Tiles are durable for decades and can prove themselves strong for external stairs and steps even under heavy load. But they have to be properly laid and grouted. And the tiles of the external staircase must be grouted in a frost-proof manner due to the heavy load. Here is our guide to how to frost proof grout in external and wet areas to prevent damage.
The overall impression of the tiled steps and the floor is decisively influenced by the joints. Even when laying, the joint width must be reconciled with the size of the tiles. The larger the tile, the wider the gap should be.
A uniformly maintained joint width is actually self-evident. Squeezed or too small bleed tiles disturb the picture. The quality of the joint filler also depends on the width of the joint, because not every mortar can be used for every joint width.
The staircase is exposed to the weather and temperature fluctuations. Stairs and garage are usually cleaned with a hard broom and the garden hose. When garage floor is still the high pressure load is added by frequent startup and braking of the car. High quality demands are placed on the quality of the joint filler.
It must be impermeable to water, frost-proof, heavy duty and flexible. The question of the color of the grout can be easily answered for the outdoor area.
Constant dirt leaves the joints appear gray after some time anyway. For this reason, a gray, color pigment-free grout is recommended. The appearance of the tiled surface does not change significantly and remains uniform when you frost proof grout.
Frost proof grout: Filling the joints
The last but not the least important operation when laying tiles is filling the joints. It seems so easy, but there are some points to keep in mind in order not to ruin the whole result of the installation work.
The work to frost proof grout can be started about 2 – 3 days after laying the tiles. The tools needed are a trowel, long-handled rubber pusher, sponge board, sponge and a soft cloth. Highly recommended are knee pads.
The grouting of the baseboards and the subsequent cleaning of the floor must be carried out slipping on the knees, for better or worse. The pourable mortar is poured out on the tiles and slipped diagonally to the joints in the joints by constant back and forth wiping.
Open-pored absorbent pads should be pre-wetted before starting work. Outdoor work should not be carried out in blazing sun to avoid too fast drying out of the joints.
You start with a small area to get used to working with this material. In the further course can be worked over a large area. In the case of soil cladding, the surface is sprinkled with dry, untrimmed grout immediately after leaching and then swept off with a squeegee several minutes later.
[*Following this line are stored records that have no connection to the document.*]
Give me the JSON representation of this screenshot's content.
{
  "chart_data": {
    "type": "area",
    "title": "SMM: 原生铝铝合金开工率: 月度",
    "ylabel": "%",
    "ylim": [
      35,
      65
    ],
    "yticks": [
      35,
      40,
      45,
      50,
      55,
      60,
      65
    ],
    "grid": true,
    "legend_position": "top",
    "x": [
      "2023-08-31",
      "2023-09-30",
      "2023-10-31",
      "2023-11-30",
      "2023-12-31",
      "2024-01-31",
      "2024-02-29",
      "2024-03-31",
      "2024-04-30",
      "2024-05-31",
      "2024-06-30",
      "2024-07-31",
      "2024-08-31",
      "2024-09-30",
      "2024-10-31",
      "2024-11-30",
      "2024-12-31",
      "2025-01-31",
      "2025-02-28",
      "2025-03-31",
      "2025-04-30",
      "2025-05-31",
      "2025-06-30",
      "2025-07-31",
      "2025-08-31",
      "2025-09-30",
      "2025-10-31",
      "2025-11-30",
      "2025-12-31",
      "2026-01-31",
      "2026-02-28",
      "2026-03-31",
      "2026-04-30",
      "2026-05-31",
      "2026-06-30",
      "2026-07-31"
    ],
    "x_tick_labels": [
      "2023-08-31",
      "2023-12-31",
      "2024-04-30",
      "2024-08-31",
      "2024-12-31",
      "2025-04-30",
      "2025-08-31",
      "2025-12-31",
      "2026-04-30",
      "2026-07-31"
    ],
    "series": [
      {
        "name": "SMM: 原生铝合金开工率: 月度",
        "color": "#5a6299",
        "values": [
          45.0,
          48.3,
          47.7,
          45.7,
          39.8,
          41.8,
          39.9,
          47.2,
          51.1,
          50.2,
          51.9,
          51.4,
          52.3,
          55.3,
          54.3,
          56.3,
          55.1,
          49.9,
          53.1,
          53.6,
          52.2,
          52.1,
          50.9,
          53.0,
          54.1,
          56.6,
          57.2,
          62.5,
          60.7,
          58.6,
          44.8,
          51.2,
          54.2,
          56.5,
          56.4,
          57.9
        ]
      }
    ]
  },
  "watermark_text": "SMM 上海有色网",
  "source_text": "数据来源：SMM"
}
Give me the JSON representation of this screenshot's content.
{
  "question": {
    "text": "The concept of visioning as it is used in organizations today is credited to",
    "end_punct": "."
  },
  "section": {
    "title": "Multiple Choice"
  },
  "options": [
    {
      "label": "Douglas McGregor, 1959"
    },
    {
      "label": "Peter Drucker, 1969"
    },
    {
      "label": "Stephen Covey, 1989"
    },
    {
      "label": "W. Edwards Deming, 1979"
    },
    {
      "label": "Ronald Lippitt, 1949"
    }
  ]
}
After dressing, if the grout can no longer be wiped out or washed out, the fine cleaning of the floor is started immediately. With a large, damp sponge, which must be washed out again and again, the surfaces are cleaned.
Then any remaining veils are polished away with a dry cloth. In very stubborn cases can be treated with a Zementschleierentferner. Since the joints are not completely dry, they must be protected from rain, frost and too fast drying by covering with a foil.
Tips for colorfast grouting
With all grouts, color deviations can easily occur, which can disturb the overall picture. To avoid this, you should note the following:
1. The joint width should be uniform, so that the grout can dry evenly. Uniform distances are obtained when using tile crosses.
2. In order to achieve a uniform joint depth, adhesive residues that have pressed into the joints must be scraped out with a wooden wedge when laying.
3. After slurrying, the floor tiles are then sprinkled with dry mortar to absorb excess moisture
4. When using colored joint mortar, make sure that the mortar is always mixed with the same amount of water and stirred thoroughly.
5. Always put fresh joints on first. They must be slightly dry on the surface. Then clean with a damp sponge.
Gerhardt Richter is a writer and a trainer at trade technical colleges, specializing in carpentry, plumbing, mechanics and construction.